Life, work, love and loss.

Making the hard decisions lighter.

How NOT to take your work home with you.

You don’t have to be anyone else’s baggage handler.
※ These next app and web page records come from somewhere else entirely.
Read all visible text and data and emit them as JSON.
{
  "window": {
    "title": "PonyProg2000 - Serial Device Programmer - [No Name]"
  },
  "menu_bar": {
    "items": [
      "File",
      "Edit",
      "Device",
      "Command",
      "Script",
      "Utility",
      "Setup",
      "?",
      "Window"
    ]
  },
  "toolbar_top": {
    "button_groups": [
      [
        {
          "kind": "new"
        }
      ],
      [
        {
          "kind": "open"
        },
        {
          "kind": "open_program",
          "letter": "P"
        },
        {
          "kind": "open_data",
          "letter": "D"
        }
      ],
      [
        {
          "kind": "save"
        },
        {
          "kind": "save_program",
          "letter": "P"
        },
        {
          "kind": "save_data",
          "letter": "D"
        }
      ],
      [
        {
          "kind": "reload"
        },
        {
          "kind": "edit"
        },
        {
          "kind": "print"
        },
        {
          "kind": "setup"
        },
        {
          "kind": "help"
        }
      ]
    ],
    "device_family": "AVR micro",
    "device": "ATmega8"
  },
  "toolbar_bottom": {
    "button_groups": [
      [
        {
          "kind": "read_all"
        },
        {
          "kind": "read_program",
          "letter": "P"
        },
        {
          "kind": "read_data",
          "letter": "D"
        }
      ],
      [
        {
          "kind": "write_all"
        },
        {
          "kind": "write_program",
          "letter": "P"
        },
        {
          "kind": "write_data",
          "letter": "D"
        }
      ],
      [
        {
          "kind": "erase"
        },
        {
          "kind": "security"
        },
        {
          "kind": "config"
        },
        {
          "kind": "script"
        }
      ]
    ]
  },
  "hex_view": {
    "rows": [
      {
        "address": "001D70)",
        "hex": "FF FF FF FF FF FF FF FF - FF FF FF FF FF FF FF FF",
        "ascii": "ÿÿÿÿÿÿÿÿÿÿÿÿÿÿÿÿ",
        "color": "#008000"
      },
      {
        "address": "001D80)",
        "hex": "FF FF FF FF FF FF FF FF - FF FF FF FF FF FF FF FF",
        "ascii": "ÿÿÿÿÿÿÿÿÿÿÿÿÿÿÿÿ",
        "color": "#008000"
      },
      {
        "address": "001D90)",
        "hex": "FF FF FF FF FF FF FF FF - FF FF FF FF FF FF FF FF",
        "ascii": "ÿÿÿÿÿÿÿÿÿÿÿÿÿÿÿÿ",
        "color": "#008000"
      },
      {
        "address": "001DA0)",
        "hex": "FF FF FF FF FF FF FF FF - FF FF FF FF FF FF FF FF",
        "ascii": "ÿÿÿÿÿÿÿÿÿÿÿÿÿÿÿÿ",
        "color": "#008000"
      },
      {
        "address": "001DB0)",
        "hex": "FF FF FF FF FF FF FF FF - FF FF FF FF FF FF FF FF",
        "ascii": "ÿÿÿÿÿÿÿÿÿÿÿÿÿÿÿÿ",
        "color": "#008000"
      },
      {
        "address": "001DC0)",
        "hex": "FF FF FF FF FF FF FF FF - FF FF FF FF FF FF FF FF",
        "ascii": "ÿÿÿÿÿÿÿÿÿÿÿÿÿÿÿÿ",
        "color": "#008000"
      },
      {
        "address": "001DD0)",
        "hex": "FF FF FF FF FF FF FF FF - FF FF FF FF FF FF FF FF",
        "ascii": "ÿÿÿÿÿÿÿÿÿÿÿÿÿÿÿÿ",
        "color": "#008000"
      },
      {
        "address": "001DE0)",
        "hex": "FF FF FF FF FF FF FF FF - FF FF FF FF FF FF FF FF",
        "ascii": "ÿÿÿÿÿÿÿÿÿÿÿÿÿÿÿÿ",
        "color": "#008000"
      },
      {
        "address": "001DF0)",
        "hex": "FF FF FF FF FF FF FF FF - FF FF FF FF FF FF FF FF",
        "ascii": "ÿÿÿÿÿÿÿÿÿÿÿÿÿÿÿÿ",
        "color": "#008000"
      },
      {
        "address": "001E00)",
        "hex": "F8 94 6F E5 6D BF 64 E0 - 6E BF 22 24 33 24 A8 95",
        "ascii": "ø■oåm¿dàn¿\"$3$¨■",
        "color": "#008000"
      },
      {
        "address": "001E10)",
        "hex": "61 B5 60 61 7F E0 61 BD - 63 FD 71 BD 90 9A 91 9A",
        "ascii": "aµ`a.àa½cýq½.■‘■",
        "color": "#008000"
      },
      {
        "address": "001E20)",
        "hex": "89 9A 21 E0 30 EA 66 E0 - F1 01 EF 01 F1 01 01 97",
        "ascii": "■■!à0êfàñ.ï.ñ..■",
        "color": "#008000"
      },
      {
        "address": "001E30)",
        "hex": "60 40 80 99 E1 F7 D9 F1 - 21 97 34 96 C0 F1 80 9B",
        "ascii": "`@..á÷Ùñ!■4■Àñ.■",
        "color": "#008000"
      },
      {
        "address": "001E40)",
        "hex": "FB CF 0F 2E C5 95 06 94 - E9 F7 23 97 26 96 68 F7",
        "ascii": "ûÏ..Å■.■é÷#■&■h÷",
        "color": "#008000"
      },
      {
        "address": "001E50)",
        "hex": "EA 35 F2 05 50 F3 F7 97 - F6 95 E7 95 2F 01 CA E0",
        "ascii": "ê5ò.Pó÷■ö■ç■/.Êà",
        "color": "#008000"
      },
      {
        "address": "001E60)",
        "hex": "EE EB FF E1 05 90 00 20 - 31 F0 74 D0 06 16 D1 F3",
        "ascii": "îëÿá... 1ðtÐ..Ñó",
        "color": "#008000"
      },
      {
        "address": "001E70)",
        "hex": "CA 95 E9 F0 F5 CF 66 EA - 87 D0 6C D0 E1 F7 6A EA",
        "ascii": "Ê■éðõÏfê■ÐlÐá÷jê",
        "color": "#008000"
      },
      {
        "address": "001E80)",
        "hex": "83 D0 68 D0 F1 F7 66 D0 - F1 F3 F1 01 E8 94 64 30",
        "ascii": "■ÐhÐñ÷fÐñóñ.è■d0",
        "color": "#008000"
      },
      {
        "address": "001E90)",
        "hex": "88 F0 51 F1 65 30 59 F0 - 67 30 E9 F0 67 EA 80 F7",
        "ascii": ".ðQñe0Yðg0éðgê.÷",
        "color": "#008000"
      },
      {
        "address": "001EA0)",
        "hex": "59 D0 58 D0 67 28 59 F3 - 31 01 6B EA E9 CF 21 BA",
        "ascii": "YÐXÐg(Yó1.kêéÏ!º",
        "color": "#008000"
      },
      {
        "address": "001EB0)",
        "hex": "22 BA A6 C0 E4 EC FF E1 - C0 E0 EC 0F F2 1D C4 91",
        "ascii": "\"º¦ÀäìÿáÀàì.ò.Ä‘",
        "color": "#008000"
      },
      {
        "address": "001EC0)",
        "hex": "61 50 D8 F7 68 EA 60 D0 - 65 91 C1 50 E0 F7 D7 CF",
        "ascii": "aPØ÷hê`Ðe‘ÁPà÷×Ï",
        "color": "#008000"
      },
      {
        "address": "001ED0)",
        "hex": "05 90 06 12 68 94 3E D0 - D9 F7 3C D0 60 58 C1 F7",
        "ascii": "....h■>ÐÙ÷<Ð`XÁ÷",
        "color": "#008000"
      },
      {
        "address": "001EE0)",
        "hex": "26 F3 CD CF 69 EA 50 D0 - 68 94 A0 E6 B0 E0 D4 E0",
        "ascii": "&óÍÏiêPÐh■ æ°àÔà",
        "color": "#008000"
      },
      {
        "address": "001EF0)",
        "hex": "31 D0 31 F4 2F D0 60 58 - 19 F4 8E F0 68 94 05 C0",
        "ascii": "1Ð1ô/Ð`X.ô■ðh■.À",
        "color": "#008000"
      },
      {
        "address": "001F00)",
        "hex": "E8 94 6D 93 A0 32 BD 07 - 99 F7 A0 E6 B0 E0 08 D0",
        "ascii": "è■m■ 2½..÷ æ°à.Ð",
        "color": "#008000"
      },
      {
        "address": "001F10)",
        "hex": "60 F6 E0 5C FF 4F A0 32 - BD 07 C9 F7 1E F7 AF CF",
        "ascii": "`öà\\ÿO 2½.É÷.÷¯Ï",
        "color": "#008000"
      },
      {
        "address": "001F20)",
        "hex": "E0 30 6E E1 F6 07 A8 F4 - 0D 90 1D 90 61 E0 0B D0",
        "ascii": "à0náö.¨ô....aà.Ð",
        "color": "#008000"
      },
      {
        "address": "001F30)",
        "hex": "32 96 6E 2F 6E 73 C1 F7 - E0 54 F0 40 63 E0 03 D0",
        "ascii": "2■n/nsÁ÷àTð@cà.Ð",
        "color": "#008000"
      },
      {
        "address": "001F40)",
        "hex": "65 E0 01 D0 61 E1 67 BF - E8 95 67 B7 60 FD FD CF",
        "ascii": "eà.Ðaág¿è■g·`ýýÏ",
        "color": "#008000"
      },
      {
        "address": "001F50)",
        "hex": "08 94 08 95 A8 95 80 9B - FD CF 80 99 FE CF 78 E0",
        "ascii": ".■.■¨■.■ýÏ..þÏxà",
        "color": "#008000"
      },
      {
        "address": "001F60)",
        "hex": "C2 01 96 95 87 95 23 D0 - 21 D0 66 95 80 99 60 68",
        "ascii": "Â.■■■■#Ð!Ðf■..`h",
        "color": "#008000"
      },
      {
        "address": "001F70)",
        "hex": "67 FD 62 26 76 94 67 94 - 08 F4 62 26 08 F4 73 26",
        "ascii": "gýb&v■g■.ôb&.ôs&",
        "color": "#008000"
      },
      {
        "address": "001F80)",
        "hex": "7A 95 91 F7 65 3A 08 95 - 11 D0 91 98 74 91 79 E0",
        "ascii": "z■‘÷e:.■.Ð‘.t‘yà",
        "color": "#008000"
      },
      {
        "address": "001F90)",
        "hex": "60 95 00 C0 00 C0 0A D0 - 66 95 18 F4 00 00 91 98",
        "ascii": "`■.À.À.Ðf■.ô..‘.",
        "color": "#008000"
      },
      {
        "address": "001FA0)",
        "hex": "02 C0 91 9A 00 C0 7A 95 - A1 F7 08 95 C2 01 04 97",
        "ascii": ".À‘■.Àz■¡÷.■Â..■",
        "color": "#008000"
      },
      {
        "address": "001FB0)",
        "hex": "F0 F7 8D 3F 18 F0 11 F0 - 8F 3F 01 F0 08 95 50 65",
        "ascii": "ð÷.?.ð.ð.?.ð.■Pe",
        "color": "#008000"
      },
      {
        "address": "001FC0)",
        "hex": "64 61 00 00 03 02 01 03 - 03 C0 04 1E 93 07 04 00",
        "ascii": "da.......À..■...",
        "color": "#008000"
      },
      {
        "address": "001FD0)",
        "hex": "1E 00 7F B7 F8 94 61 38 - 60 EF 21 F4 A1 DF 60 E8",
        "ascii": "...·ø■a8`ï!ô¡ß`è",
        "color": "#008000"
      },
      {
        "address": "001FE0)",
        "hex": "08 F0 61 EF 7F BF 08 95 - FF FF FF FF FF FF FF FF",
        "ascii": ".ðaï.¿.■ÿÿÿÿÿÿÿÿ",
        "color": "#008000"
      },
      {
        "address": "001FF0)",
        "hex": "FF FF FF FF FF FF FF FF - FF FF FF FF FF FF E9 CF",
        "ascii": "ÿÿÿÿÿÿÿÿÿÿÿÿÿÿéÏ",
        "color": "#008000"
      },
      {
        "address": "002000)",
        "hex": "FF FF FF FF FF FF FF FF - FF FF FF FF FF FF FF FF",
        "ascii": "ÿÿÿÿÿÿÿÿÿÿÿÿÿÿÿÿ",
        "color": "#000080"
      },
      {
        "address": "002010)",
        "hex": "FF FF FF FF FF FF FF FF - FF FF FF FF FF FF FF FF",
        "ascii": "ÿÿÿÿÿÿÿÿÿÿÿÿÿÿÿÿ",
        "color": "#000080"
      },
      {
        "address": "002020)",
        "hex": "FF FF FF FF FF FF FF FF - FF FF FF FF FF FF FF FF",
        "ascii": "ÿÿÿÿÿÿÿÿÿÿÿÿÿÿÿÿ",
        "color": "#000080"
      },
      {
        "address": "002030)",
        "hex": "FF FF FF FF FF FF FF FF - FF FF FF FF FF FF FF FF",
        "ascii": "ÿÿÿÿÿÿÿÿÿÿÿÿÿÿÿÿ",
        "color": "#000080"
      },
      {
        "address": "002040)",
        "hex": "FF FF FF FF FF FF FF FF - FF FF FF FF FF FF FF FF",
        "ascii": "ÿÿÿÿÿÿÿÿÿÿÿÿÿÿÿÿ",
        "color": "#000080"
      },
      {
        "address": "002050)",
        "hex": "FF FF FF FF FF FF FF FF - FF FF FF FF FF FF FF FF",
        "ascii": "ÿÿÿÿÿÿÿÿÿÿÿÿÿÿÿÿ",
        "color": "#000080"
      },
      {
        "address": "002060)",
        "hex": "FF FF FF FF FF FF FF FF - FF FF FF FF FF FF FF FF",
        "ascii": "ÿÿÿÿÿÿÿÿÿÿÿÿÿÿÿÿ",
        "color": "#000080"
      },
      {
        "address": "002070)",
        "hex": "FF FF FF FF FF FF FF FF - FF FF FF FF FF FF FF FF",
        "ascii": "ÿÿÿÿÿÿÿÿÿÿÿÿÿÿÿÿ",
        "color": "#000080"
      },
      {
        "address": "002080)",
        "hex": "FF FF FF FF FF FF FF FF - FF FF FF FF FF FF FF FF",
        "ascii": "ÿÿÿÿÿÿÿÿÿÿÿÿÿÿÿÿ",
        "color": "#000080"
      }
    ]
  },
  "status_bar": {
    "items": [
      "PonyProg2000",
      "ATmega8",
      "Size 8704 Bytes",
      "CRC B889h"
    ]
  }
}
In some work situations, it is necessary to share a client’s burdens in order to understand their needs.  So, for instance, in cases of divorce and family break up, in disputes over children, or abuse, or bereavement, a lawyer or therapist might have to listen to some traumatic accounts to discern how best to help.  But this can be much more than they really want to take in for their own mental health.  Definitely TMI.  Sometimes, the burden of that sharing can carry over into the listener’s life, and can weigh heavily.  When people are in the kind of jobs which are recognised as having that kind of risk, whether it is doctors, psychologists or psychotherapists, provision is made for reflective thinking.  There are professionals who can help a listener to unpick what they have heard and separate it from the listener’s own life.  But what happens when the risk is not recognised, for example with teachers, lawyers, social workers or police officers?  Often, the connection is not made and the listener’s own private life can begin to suffer, unless an experienced therapist steps in.
Consider the case of Serge.  Serge is a Divorce lawyer, and a rather good one.  Consequently, he is in great demand, particularly for high-conflict couples.  He started to notice a certain impatience in himself when he was around his family, which he really wasn’t comfortable with.  Neither was his family.  His eldest son was becoming very quiet and withdrawn, and had begun some OCD behaviours associated with a feeling of not being in control, such as compulsive checking.  His 13 year old daughter had become very stroppy, even at school.     Things came to a head  when his daughter’s school threatened to exclude her after an altercation with a teacher.  Serge’s wife blamed his recent temper outbursts.  She confronted Serge with his unreasonable behaviour which she said was the root cause of the children’s issues, and demanded they ‘see someone’.   
The someone they saw was a family psychotherapist, who, after some conversations, understood that Serge was redirecting his unconscious feelings of anger and frustration away from the source – his clients – to his family.  It was clearly not appropriate to show anger or frustration with the client.  However, the feelings have to come out somewhere until they are made conscious and properly dealt with.  The usual target is those closest to us. 
Anyone working with emotional and mental health issues in others could engage in reflective thinking, the formal helping ear of another professional who can support in resetting boundaries.  Their job is to aid in regaining or maintaining objectivity, often in the face of the most terrible trauma shared by clients.  Someone once described it as ‘engaging an editor’ – a necessary objective eye in the process, with a red pencil to help redefine boundaries.
Rafan House offers one-off or defined series’ of conversations to people in the front line, so they can manage their engagement with clients’ issues.  If this might be of interst to you, or to your organization, do contact us to see how we can help.  No-one needs to burden those closest to them with someone else’s baggage.